Scan the records for the string "subtitle" and copy every line that holds it.

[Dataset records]
===============
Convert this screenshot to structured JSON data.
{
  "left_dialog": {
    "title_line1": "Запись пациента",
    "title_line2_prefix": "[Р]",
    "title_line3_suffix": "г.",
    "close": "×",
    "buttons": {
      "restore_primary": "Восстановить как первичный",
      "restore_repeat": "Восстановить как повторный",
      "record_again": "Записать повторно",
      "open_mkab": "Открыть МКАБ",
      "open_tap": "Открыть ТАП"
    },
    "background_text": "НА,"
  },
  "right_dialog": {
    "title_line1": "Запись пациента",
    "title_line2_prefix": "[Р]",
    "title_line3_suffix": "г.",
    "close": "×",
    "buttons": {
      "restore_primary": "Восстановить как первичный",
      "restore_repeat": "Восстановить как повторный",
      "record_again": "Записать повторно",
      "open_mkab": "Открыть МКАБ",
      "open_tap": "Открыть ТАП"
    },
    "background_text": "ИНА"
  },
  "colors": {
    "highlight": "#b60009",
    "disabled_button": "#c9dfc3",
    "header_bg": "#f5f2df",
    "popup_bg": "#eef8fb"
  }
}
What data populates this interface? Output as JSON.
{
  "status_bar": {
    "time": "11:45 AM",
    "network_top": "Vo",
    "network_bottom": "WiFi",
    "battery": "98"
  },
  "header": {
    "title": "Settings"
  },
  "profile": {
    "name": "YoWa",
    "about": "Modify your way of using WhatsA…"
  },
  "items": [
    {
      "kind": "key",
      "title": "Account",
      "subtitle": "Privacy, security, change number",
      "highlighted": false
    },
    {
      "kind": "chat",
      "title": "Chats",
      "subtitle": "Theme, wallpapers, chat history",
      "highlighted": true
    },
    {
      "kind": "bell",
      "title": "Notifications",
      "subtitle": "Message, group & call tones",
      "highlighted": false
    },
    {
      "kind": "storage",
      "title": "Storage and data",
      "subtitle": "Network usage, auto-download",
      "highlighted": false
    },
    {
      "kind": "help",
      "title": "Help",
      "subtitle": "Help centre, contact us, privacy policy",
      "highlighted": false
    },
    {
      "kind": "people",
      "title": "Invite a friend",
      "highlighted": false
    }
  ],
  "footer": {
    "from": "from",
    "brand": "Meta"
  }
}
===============
#### [Result of the exercise]
      "subtitle": "Privacy, security, change number",
      "subtitle": "Theme, wallpapers, chat history",
      "subtitle": "Message, group & call tones",
      "subtitle": "Network usage, auto-download",
      "subtitle": "Help centre, contact us, privacy policy",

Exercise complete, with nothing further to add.